Dave Brubeck in Kabul (1958)
Sticking to the theme of better days of Afghanistan and its musical history, I was pleasantly surprised to learn that in the late 1950s and early 60s, Kabul was a regular stop for American musicians on their global tours.
|Duke Ellington touches down in Kabul|
The Meridian International Center (about whose existence I was informed by an old dost, Hannah) has a wonderful site dedicated to documenting the history (albeit cultural and positive aspects, not so much the recent more ambivalent aspects) of American-Afghan relations. The Center’s basic premise that “cultural exchanges and exhibitions serve as catalysts for greater mutual understanding” is one I have no problem with and indeed endorse wholeheartedly. As another follower of the Dog said recently, "I've decided that MUSIC is just about the only thing that can be a force for Good in the world 'cause it's just about the only thing that can touch and move the human heart."
Today’s post features the West-coast jazz of the hugely popular (and not uncontroversial) Dave Brubeck. His band visited Afghanistan in 1958 and soon thereafter released an album called Jazz Impressions of Eurasia. One of the tracks, Nomad was inspired by the Afghan kuchi nomads that tend the large herds of camels all across the southern and eastern parts of the country.
|Transcript of "Nomad"|
The album cover itself is a lot of fun. And historical. Not only is Pan Am such a cipher for a certain, more certain age of American involvement in the world but the goofy turban that Dave sports on his head is, I suppose, some art director’s attempt to bottle the essence of ‘East’.
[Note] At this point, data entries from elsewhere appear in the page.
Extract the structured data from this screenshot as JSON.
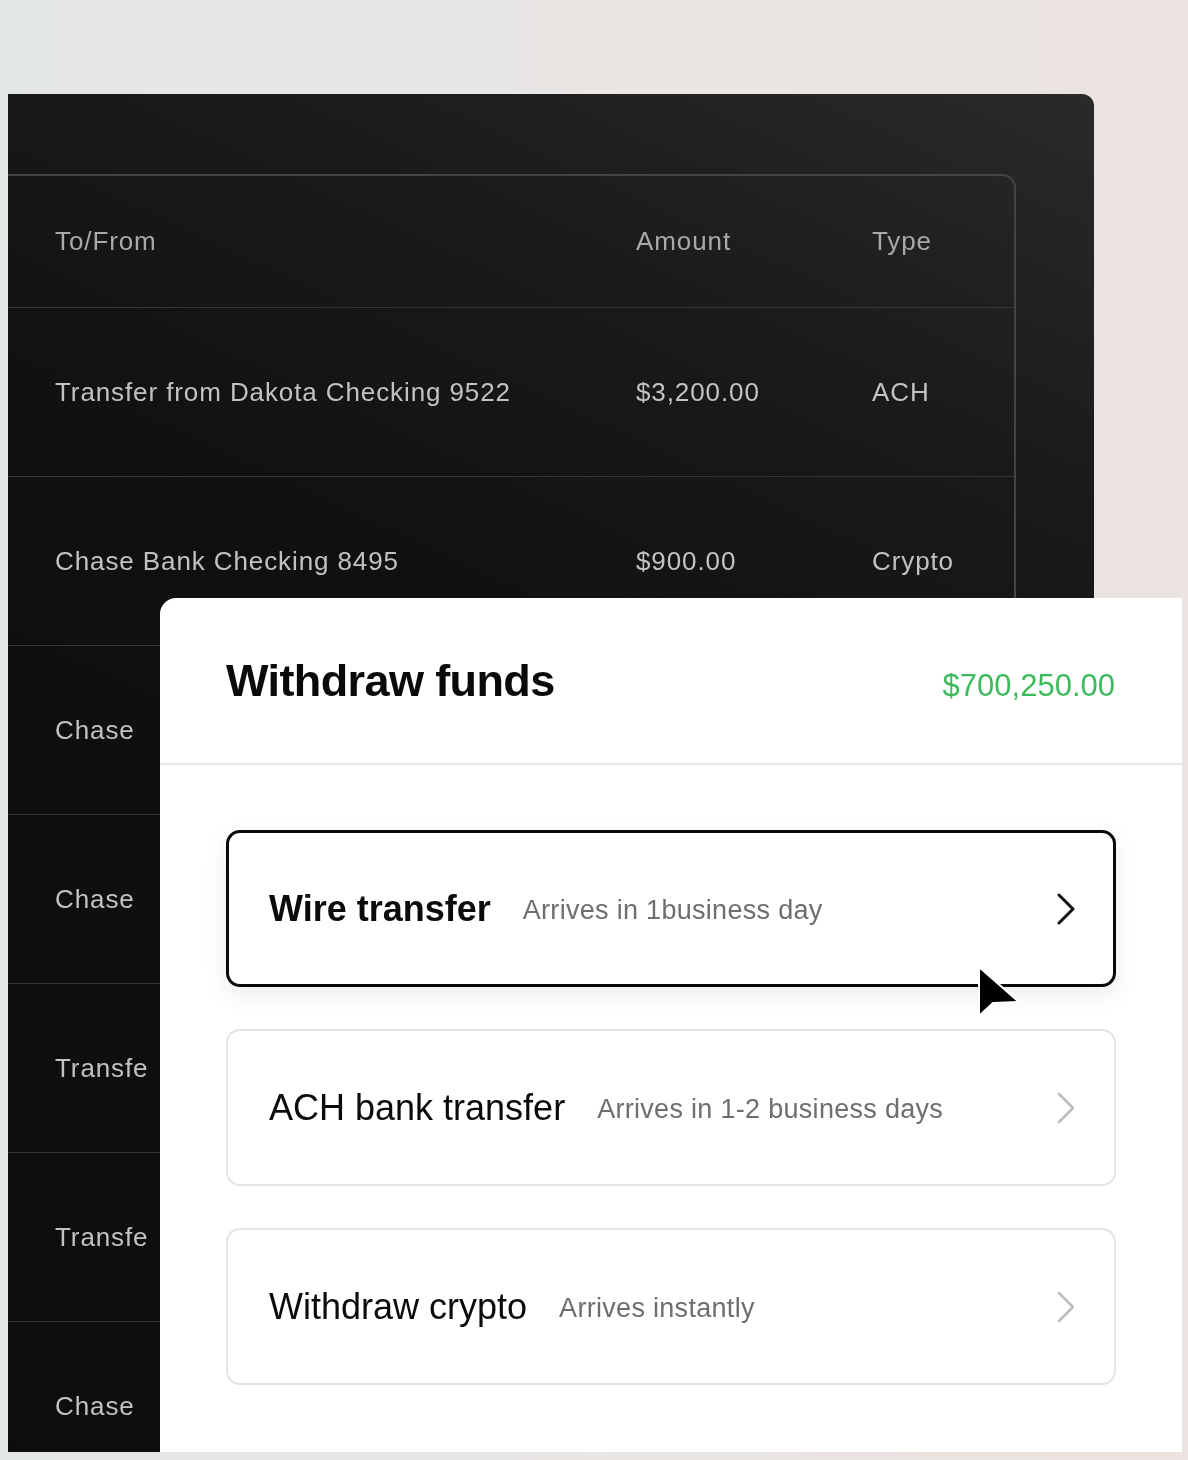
{
  "transactions_table": {
    "columns": [
      "To/From",
      "Amount",
      "Type"
    ],
    "rows": [
      {
        "cells": [
          "Transfer from Dakota Checking 9522",
          "$3,200.00",
          "ACH"
        ]
      },
      {
        "cells": [
          "Chase Bank Checking 8495",
          "$900.00",
          "Crypto"
        ]
      },
      {
        "cells": [
          "Chase"
        ]
      },
      {
        "cells": [
          "Chase"
        ]
      },
      {
        "cells": [
          "Transfe"
        ]
      },
      {
        "cells": [
          "Transfe"
        ]
      },
      {
        "cells": [
          "Chase"
        ]
      }
    ]
  },
  "withdraw_dialog": {
    "title": "Withdraw funds",
    "balance": "$700,250.00",
    "options": [
      {
        "title": "Wire transfer",
        "subtitle": "Arrives in 1business day",
        "selected": true
      },
      {
        "title": "ACH bank transfer",
        "subtitle": "Arrives in 1-2 business days",
        "selected": false
      },
      {
        "title": "Withdraw crypto",
        "subtitle": "Arrives instantly",
        "selected": false
      }
    ]
  }
}
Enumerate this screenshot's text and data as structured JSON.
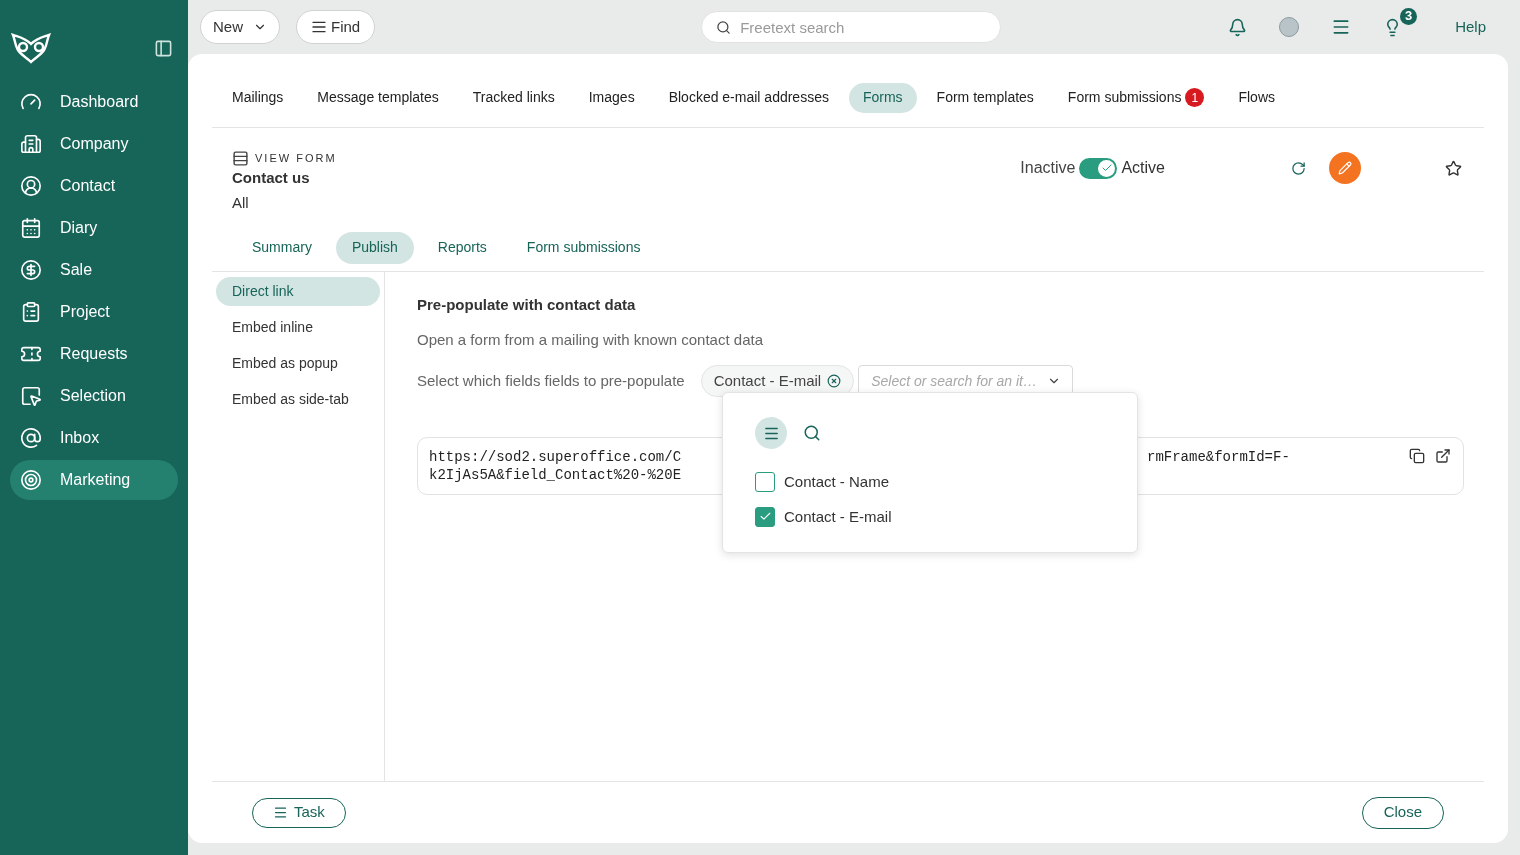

Now all we can hope for is that one day soon such exchanges begin again. How about Bob Dylan in Badakhshan! Or JJ Cale visits Jalalabad. Or Mose Allison rocks Mazar-e-Sharif?!
I’ll be first in line. Let me know how many tickets you want!
02. Brandenburg Gate
03. The Golden Horn
04. Thank you (Dziekuje)
05. Marble Arch
06. Calcutta Blues